But on November 2, 2012, we reported that a federal court in Michigan enjoined the application of the ACA rule. The Michigan court dealt with a family which owns 100% of the voting shares of a for-profit corporation that manufactures wood cabinets and has 950 employees. “The Hahns practice the Mennonite religion. According to their Amended Complaint, the Mennonite Church ‘teaches that taking of life which includes anything that terminates a fertilized embryo is intrinsic evil and a sin against God to which they are held accountable.’ … the Hahns object to two drugs that must be provided by group health plans under the [ACA] Mandate that ‘may cause the demise of an already conceived but not yet attached human embryo.’ (… These are ‘emergency contraception’ drugs such as Plan B (the ‘morning after pill’) and ella (the ‘week after pill’).”
Does Citizens United Afford A Corporation Religious Rights?
The Court, dealing with the (in?)famous Citizens United case, where the Supreme Court held that “the Government may not suppress political speech on the basis of the speaker‘s corporate identity,” found that “whether Citizens United is applicable to the Free Exercise Clause is a question of first impression” and “we must consider whether the Free Exercise Clause has historically protected corporations, or whether the ‘guarantee is ‘purely personal’ or is unavailable to Corporations’ based on the ‘nature, history, and purpose of [this] particular constitutional provision.’”
The Court held that “We will not draw the conclusion that, just because courts have recognized the free exercise rights of churches and other religious entities, it necessarily follows that for-profit, secular corporations can exercise religion.” The Court stated that “we are not aware of any case preceding the commencement of litigation about the Mandate, in which a for-profit, secular corporation was itself found to have free exercise rights. Such a total absence of caselaw takes on even greater significance when compared to the extensive list of Supreme Court cases addressing the free speech rights of corporations.”
In a 66-page dissent which called the ruling “deeply disappointing,” and “tragic,” the dissenting judge claimed that “one need not have looked past the first row of the gallery during the oral argument of this appeal, where the Hahns were seated and listening intently, to see the real human suffering occasioned by the government’s determination to either make the Hahns bury their religious scruples or watch while their business gets buried.”
Intending to soften the blow, especially in the face of the lengthy dissent, the majority stated that:

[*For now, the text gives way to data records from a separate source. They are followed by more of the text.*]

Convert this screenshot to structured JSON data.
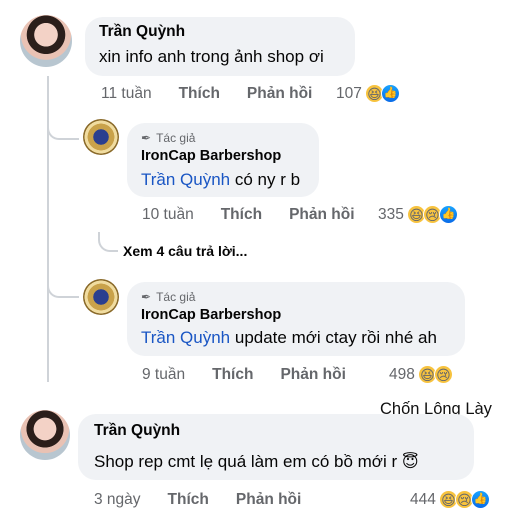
{
  "comments": [
    {
      "author": "Trần Quỳnh",
      "text": "xin info anh trong ảnh shop ơi",
      "time": "11 tuần",
      "like": "Thích",
      "reply": "Phản hồi",
      "reactions": "107"
    },
    {
      "author_badge": "Tác giả",
      "author": "IronCap Barbershop",
      "mention": "Trần Quỳnh",
      "text": " có ny r b",
      "time": "10 tuần",
      "like": "Thích",
      "reply": "Phản hồi",
      "reactions": "335"
    },
    {
      "see_more": "Xem 4 câu trả lời..."
    },
    {
      "author_badge": "Tác giả",
      "author": "IronCap Barbershop",
      "mention": "Trần Quỳnh",
      "text": " update mới ctay rồi nhé ah",
      "time": "9 tuần",
      "like": "Thích",
      "reply": "Phản hồi",
      "reactions": "498"
    },
    {
      "author": "Trần Quỳnh",
      "text": "Shop rep cmt lẹ quá làm em có bồ mới r",
      "time": "3 ngày",
      "like": "Thích",
      "reply": "Phản hồi",
      "reactions": "444"
    }
  ],
  "watermark": "Chốn Lông Lày",
  "icons": {
    "haha": "haha-reaction-icon",
    "sad": "sad-reaction-icon",
    "like": "like-reaction-icon",
    "angel": "angel-emoji-icon",
    "pen": "pen-icon"
  }
}
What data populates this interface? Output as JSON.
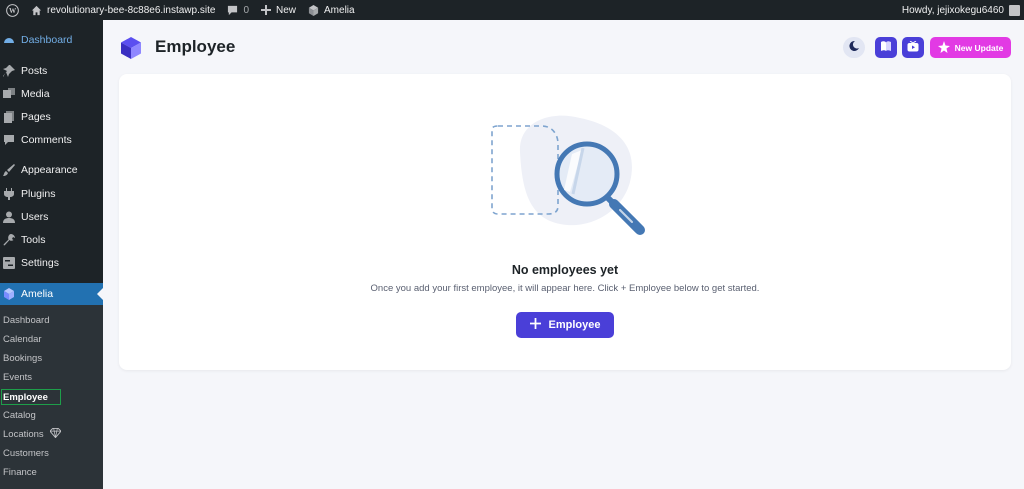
{
  "adminbar": {
    "site_name": "revolutionary-bee-8c88e6.instawp.site",
    "comments_count": "0",
    "new_label": "New",
    "plugin_label": "Amelia",
    "howdy": "Howdy, jejixokegu6460"
  },
  "sidebar": {
    "items": [
      {
        "label": "Dashboard",
        "icon": "dashboard-icon"
      },
      {
        "label": "Posts",
        "icon": "pin-icon"
      },
      {
        "label": "Media",
        "icon": "media-icon"
      },
      {
        "label": "Pages",
        "icon": "pages-icon"
      },
      {
        "label": "Comments",
        "icon": "comment-icon"
      },
      {
        "label": "Appearance",
        "icon": "brush-icon"
      },
      {
        "label": "Plugins",
        "icon": "plugin-icon"
      },
      {
        "label": "Users",
        "icon": "users-icon"
      },
      {
        "label": "Tools",
        "icon": "wrench-icon"
      },
      {
        "label": "Settings",
        "icon": "settings-icon"
      },
      {
        "label": "Amelia",
        "icon": "amelia-logo-icon"
      }
    ],
    "submenu": [
      "Dashboard",
      "Calendar",
      "Bookings",
      "Events",
      "Employee",
      "Catalog",
      "Locations",
      "Customers",
      "Finance"
    ]
  },
  "header": {
    "title": "Employee",
    "new_update_label": "New Update"
  },
  "empty_state": {
    "title": "No employees yet",
    "description": "Once you add your first employee, it will appear here. Click + Employee below to get started.",
    "button_label": "Employee"
  },
  "colors": {
    "admin_dark": "#1d2327",
    "accent_blue": "#2271b1",
    "primary_purple": "#4a3fd8",
    "update_pink": "#e23ae4"
  }
}
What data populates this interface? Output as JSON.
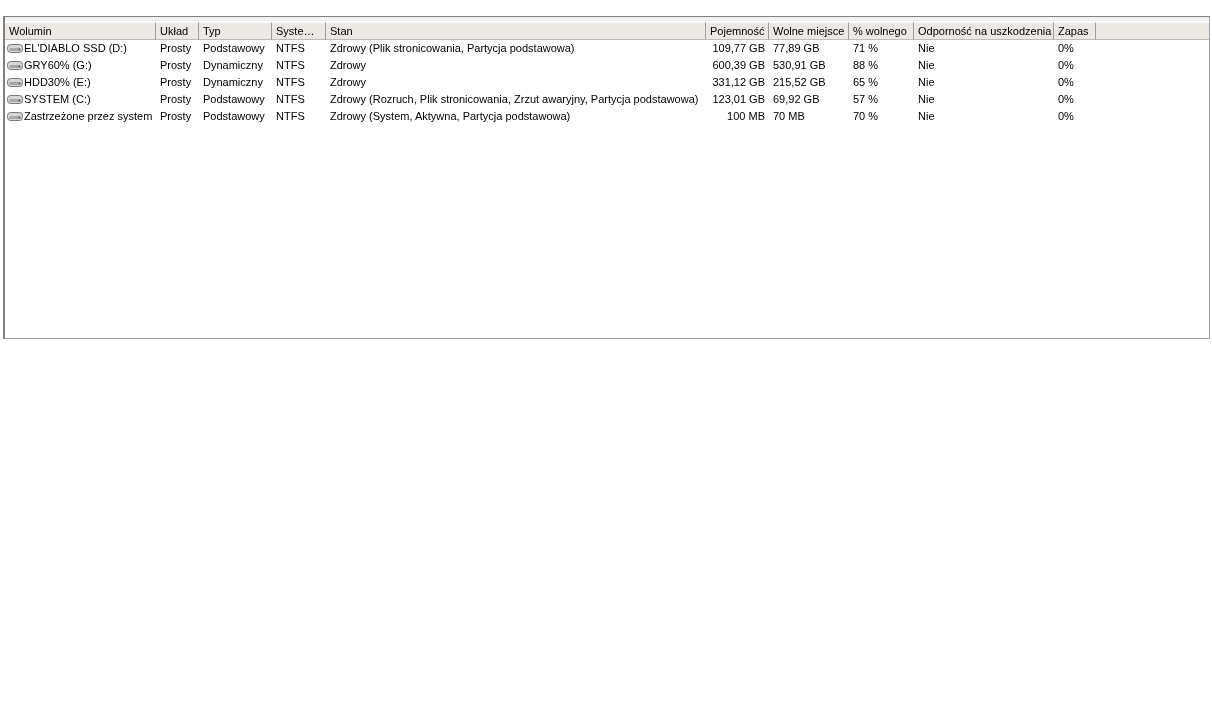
{
  "table": {
    "columns": [
      {
        "label": "Wolumin"
      },
      {
        "label": "Układ"
      },
      {
        "label": "Typ"
      },
      {
        "label": "Syste…"
      },
      {
        "label": "Stan"
      },
      {
        "label": "Pojemność"
      },
      {
        "label": "Wolne miejsce"
      },
      {
        "label": "% wolnego"
      },
      {
        "label": "Odporność na uszkodzenia"
      },
      {
        "label": "Zapas"
      }
    ],
    "rows": [
      {
        "cells": [
          "EL'DIABLO SSD (D:)",
          "Prosty",
          "Podstawowy",
          "NTFS",
          "Zdrowy (Plik stronicowania, Partycja podstawowa)",
          "109,77 GB",
          "77,89 GB",
          "71 %",
          "Nie",
          "0%"
        ]
      },
      {
        "cells": [
          "GRY60% (G:)",
          "Prosty",
          "Dynamiczny",
          "NTFS",
          "Zdrowy",
          "600,39 GB",
          "530,91 GB",
          "88 %",
          "Nie",
          "0%"
        ]
      },
      {
        "cells": [
          "HDD30% (E:)",
          "Prosty",
          "Dynamiczny",
          "NTFS",
          "Zdrowy",
          "331,12 GB",
          "215,52 GB",
          "65 %",
          "Nie",
          "0%"
        ]
      },
      {
        "cells": [
          "SYSTEM (C:)",
          "Prosty",
          "Podstawowy",
          "NTFS",
          "Zdrowy (Rozruch, Plik stronicowania, Zrzut awaryjny, Partycja podstawowa)",
          "123,01 GB",
          "69,92 GB",
          "57 %",
          "Nie",
          "0%"
        ]
      },
      {
        "cells": [
          "Zastrzeżone przez system",
          "Prosty",
          "Podstawowy",
          "NTFS",
          "Zdrowy (System, Aktywna, Partycja podstawowa)",
          "100 MB",
          "70 MB",
          "70 %",
          "Nie",
          "0%"
        ]
      }
    ]
  }
}
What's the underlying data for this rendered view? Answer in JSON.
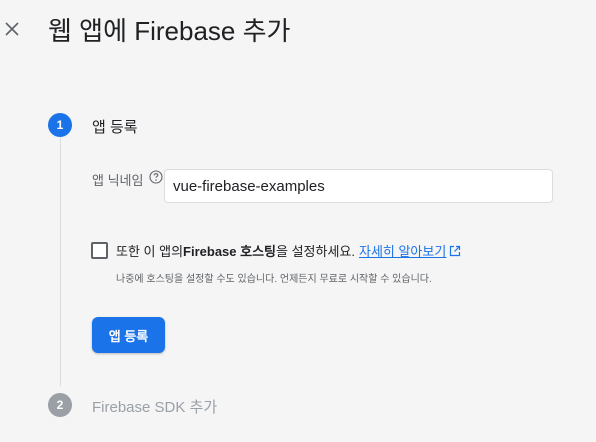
{
  "header": {
    "close_icon": "close-icon",
    "title": "웹 앱에 Firebase 추가"
  },
  "steps": [
    {
      "number": "1",
      "title": "앱 등록",
      "state": "active"
    },
    {
      "number": "2",
      "title": "Firebase SDK 추가",
      "state": "inactive"
    }
  ],
  "register": {
    "nickname_label": "앱 닉네임",
    "help_icon": "help-circle-icon",
    "nickname_value": "vue-firebase-examples",
    "hosting": {
      "checked": false,
      "text_prefix": "또한 이 앱의 ",
      "text_bold": "Firebase 호스팅",
      "text_suffix": "을 설정하세요.",
      "learn_more": "자세히 알아보기",
      "open_icon": "open-in-new-icon"
    },
    "hint": "나중에 호스팅을 설정할 수도 있습니다. 언제든지 무료로 시작할 수 있습니다.",
    "register_button": "앱 등록"
  },
  "colors": {
    "accent": "#1a73e8",
    "inactive": "#9aa0a6",
    "background": "#f5f5f5"
  }
}
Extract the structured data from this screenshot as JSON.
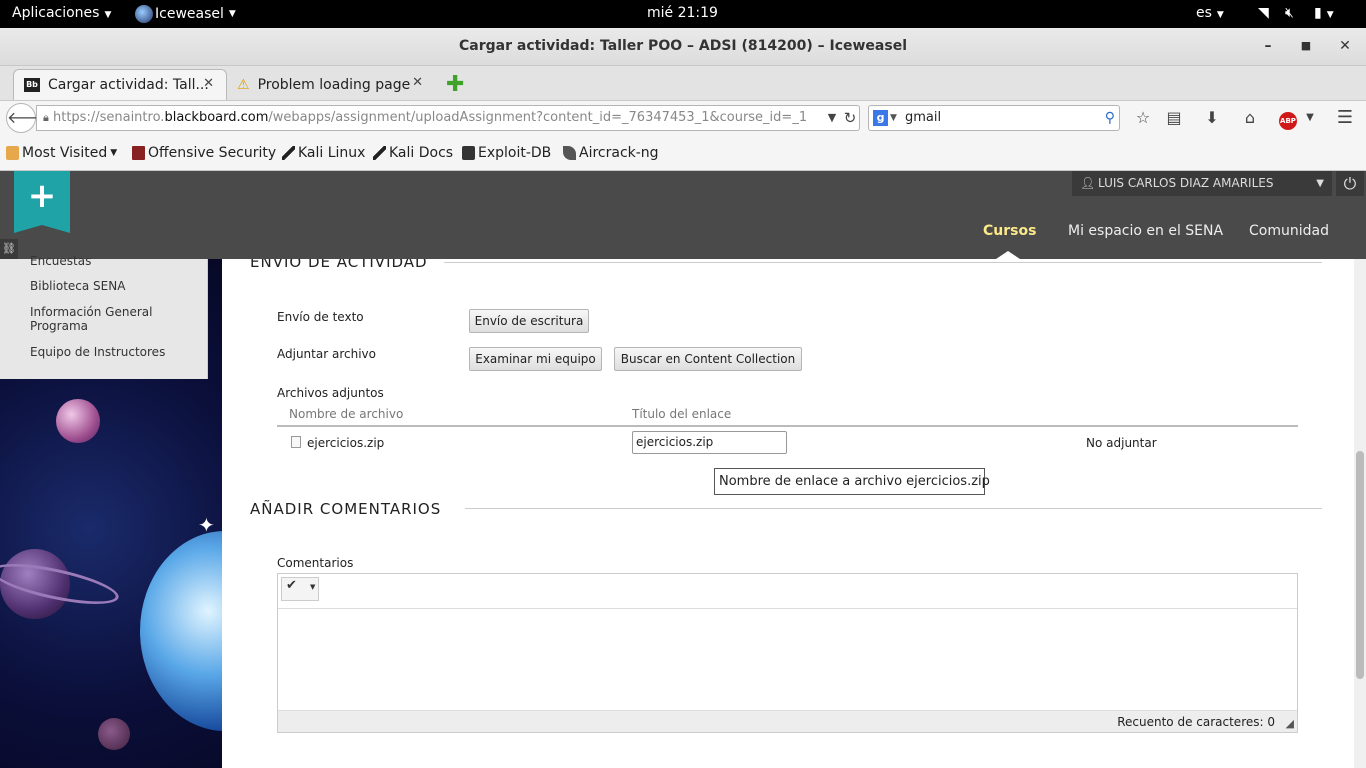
{
  "gnome": {
    "apps": "Aplicaciones",
    "app": "Iceweasel",
    "clock": "mié 21:19",
    "lang": "es"
  },
  "window": {
    "title": "Cargar actividad: Taller POO – ADSI (814200) – Iceweasel"
  },
  "tabs": [
    {
      "label": "Cargar actividad: Tall..."
    },
    {
      "label": "Problem loading page"
    }
  ],
  "nav": {
    "url_prefix": "https://senaintro.",
    "url_domain": "blackboard.com",
    "url_rest": "/webapps/assignment/uploadAssignment?content_id=_76347453_1&course_id=_1",
    "search_value": "gmail"
  },
  "bookmarks": [
    "Most Visited",
    "Offensive Security",
    "Kali Linux",
    "Kali Docs",
    "Exploit-DB",
    "Aircrack-ng"
  ],
  "header": {
    "user": "LUIS CARLOS DIAZ AMARILES",
    "nav": [
      "Cursos",
      "Mi espacio en el SENA",
      "Comunidad"
    ]
  },
  "menu": [
    "Encuestas",
    "Biblioteca SENA",
    "Información General Programa",
    "Equipo de Instructores"
  ],
  "envio": {
    "section_title": "ENVÍO DE ACTIVIDAD",
    "texto_label": "Envío de texto",
    "texto_button": "Envío de escritura",
    "adjuntar_label": "Adjuntar archivo",
    "examinar_button": "Examinar mi equipo",
    "buscar_button": "Buscar en Content Collection",
    "archivos_label": "Archivos adjuntos",
    "col_nombre": "Nombre de archivo",
    "col_titulo": "Título del enlace",
    "file_name": "ejercicios.zip",
    "link_title": "ejercicios.zip",
    "no_adjuntar": "No adjuntar",
    "tooltip": "Nombre de enlace a archivo ejercicios.zip"
  },
  "comentarios": {
    "section_title": "AÑADIR COMENTARIOS",
    "label": "Comentarios",
    "char_count": "Recuento de caracteres: 0"
  }
}
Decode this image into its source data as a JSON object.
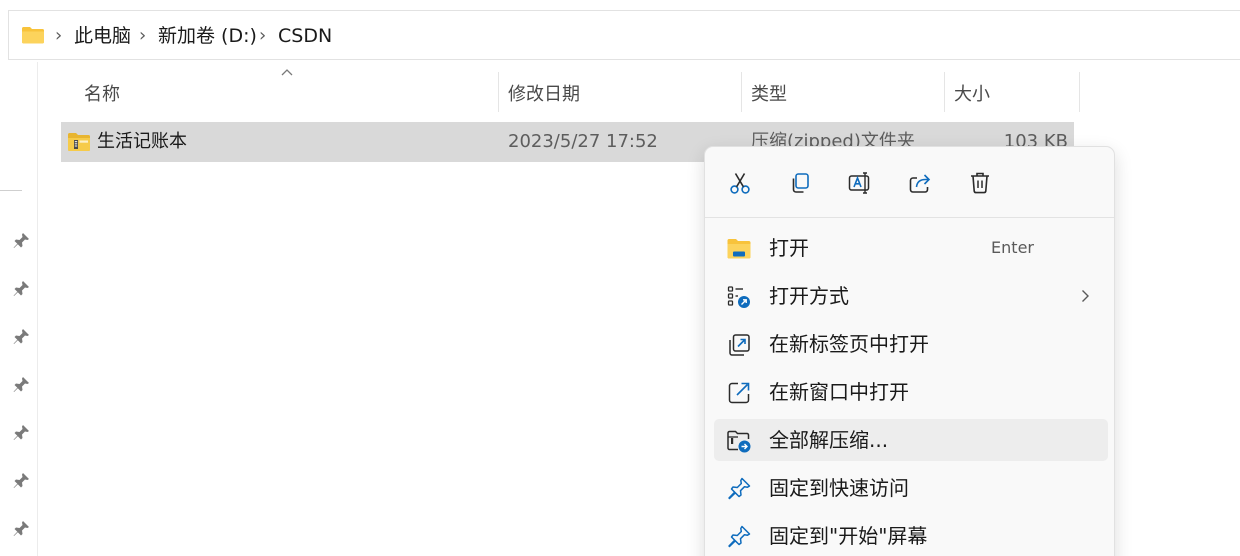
{
  "address_bar": {
    "breadcrumbs": [
      "此电脑",
      "新加卷 (D:)",
      "CSDN"
    ],
    "separator": "›",
    "folder_icon": "folder-icon"
  },
  "columns": {
    "name": "名称",
    "date_modified": "修改日期",
    "type": "类型",
    "size": "大小"
  },
  "files": [
    {
      "name": "生活记账本",
      "date_modified": "2023/5/27 17:52",
      "type": "压缩(zipped)文件夹",
      "size": "103 KB",
      "icon": "zip-folder-icon",
      "selected": true
    }
  ],
  "context_menu": {
    "quick_actions": [
      {
        "name": "cut",
        "icon": "scissors-icon"
      },
      {
        "name": "copy",
        "icon": "copy-icon"
      },
      {
        "name": "rename",
        "icon": "rename-icon"
      },
      {
        "name": "share",
        "icon": "share-icon"
      },
      {
        "name": "delete",
        "icon": "trash-icon"
      }
    ],
    "items": [
      {
        "label": "打开",
        "accelerator": "Enter",
        "icon": "folder-open-icon"
      },
      {
        "label": "打开方式",
        "has_submenu": true,
        "icon": "open-with-icon"
      },
      {
        "label": "在新标签页中打开",
        "icon": "new-tab-icon"
      },
      {
        "label": "在新窗口中打开",
        "icon": "new-window-icon"
      },
      {
        "label": "全部解压缩...",
        "icon": "extract-all-icon",
        "highlighted": true
      },
      {
        "label": "固定到快速访问",
        "icon": "pin-icon"
      },
      {
        "label": "固定到\"开始\"屏幕",
        "icon": "pin-icon"
      }
    ]
  },
  "colors": {
    "accent": "#0f6cbd",
    "folder_yellow": "#f8c33b",
    "selection": "#d9d9d9",
    "menu_bg": "#f9f9f9",
    "menu_hover": "#ededed"
  }
}
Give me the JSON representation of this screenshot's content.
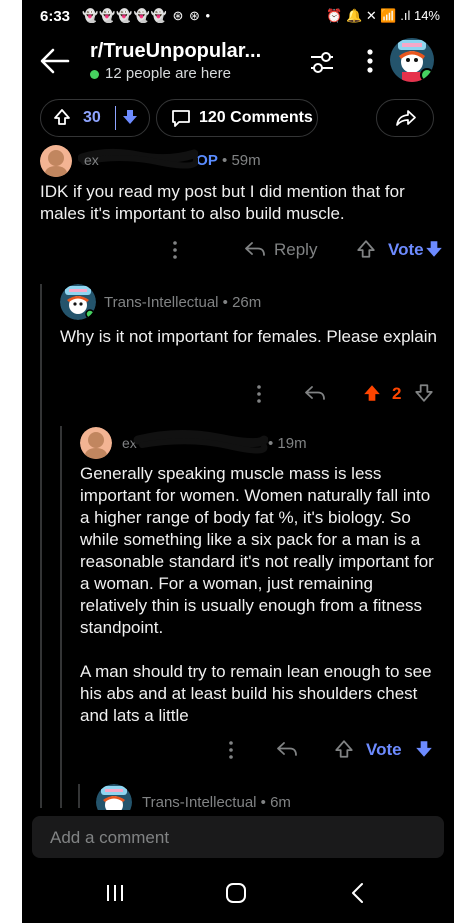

“our decision here is in no way intended to marginalize the Hahns’ commitment to the Mennonite faith. We accept that the Hahns sincerely believe that the termination of a fertilized embryo constitutes an ‘intrinsic evil and a sin against God to which they are held accountable’ … and that it would be a sin to pay for or contribute to the use of contraceptives which may have such a result. We simply conclude that the law has long recognized the distinction between the owners of a corporation and the corporation itself. A holding to the contrary—that a for-profit corporation can engage in religious exercise—would eviscerate the fundamental principle that a corporation is a legally distinct entity from its owners (emphasis added).”